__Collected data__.
Content starts

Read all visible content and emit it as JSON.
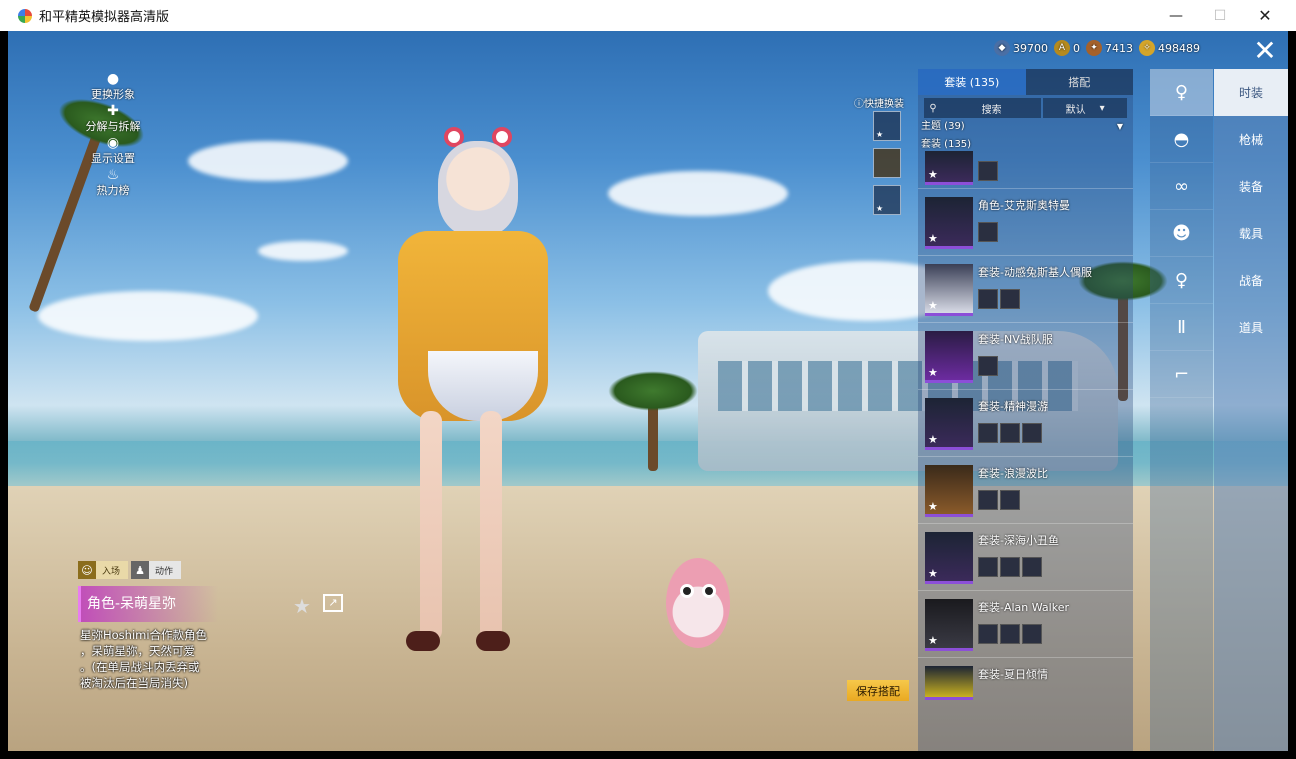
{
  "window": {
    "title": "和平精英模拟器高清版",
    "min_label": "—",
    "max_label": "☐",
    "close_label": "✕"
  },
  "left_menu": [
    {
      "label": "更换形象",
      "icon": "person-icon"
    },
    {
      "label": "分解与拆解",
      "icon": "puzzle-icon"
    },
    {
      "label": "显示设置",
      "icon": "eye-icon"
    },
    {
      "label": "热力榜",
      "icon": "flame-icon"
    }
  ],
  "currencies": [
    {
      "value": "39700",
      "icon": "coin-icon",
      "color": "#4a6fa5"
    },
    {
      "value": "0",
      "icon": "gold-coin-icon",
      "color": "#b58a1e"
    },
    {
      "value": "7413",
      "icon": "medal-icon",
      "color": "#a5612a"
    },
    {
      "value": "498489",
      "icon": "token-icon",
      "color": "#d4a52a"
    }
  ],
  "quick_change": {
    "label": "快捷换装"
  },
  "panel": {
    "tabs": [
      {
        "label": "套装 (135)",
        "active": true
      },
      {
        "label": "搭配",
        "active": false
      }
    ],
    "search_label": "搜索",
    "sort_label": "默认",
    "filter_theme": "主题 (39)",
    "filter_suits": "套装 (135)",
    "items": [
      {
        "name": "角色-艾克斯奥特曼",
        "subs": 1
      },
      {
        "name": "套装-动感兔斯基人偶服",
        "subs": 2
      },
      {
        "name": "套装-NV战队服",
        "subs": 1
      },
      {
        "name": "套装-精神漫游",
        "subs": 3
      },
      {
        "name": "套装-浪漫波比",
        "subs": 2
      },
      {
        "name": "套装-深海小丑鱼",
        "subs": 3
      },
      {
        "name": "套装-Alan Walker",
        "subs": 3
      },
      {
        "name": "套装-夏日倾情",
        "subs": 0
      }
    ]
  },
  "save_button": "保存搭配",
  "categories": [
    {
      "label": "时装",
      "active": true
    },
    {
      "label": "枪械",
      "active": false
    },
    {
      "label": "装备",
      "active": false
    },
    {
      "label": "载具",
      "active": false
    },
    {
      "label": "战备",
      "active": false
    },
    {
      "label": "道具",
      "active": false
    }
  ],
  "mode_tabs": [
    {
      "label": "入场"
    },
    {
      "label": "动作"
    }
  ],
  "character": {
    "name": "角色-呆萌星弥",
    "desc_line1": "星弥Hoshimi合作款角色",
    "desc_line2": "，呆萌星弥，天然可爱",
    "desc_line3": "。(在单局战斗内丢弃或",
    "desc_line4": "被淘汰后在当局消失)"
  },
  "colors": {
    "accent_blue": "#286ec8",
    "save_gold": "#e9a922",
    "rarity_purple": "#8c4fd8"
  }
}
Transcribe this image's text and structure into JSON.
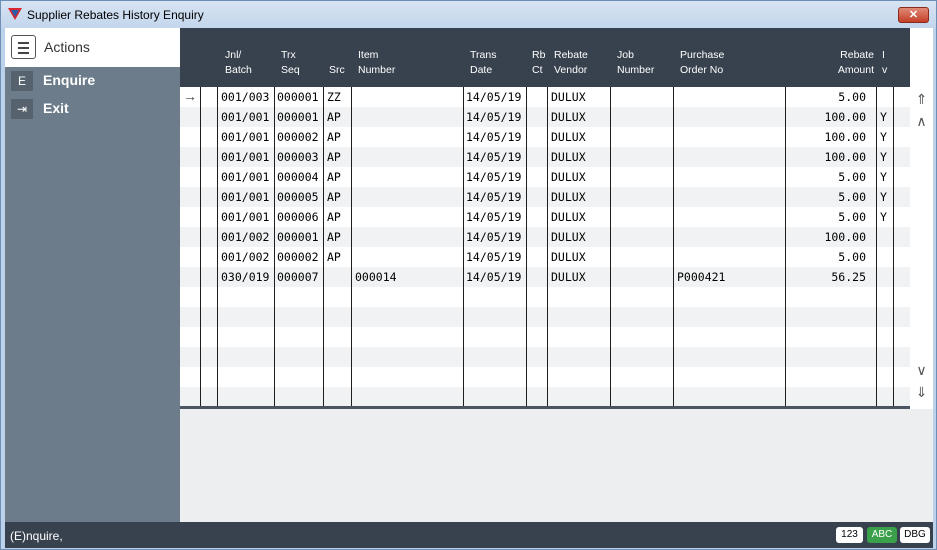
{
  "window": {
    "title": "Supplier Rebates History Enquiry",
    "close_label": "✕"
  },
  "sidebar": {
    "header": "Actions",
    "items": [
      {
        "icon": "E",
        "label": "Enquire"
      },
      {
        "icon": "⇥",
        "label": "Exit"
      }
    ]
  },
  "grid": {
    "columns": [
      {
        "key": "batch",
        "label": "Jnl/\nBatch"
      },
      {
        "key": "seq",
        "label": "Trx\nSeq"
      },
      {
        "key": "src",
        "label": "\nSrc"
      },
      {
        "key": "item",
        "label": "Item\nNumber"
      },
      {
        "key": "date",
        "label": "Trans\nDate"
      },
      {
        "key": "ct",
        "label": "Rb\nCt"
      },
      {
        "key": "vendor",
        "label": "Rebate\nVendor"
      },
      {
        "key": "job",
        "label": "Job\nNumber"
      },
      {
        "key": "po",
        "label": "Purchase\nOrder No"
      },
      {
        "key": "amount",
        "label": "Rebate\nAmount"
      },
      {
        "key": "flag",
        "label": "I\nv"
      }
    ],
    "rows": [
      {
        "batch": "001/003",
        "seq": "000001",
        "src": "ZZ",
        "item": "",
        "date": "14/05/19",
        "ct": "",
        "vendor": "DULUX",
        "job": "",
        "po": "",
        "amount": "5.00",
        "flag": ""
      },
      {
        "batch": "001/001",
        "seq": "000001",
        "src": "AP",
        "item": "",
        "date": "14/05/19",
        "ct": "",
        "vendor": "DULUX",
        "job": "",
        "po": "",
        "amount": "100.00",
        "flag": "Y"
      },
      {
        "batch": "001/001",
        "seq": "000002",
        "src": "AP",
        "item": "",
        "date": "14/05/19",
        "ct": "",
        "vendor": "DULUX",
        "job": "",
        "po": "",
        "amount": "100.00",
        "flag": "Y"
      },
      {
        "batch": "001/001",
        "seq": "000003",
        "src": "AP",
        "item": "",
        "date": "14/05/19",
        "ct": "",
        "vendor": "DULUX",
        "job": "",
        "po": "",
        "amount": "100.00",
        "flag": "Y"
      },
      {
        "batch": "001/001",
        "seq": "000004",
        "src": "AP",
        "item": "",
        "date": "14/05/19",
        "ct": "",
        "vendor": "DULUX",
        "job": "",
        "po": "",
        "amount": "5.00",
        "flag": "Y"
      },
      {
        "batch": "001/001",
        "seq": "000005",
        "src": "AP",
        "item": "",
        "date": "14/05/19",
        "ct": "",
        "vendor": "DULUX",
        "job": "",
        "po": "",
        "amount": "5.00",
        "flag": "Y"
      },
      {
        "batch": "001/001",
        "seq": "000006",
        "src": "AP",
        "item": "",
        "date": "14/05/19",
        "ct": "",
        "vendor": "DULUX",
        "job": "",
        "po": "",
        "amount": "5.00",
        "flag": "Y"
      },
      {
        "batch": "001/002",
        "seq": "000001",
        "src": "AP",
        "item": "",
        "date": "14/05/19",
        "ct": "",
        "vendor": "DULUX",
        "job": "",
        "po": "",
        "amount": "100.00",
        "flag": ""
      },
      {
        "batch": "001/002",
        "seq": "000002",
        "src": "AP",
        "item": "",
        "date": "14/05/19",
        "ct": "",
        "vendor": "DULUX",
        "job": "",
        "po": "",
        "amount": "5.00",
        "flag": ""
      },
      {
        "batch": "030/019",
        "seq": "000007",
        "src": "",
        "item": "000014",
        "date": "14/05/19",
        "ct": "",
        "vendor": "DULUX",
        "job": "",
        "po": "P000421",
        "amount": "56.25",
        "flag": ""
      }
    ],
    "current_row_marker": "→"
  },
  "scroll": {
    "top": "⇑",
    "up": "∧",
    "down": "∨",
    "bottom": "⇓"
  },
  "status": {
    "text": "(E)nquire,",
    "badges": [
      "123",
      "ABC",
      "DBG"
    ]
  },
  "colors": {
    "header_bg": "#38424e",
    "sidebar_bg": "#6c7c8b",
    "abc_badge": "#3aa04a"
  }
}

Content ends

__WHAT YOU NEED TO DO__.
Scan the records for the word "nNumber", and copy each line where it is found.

__TASK RESULT__.
        "label": "Item\nNumber"
        "label": "Job\nNumber"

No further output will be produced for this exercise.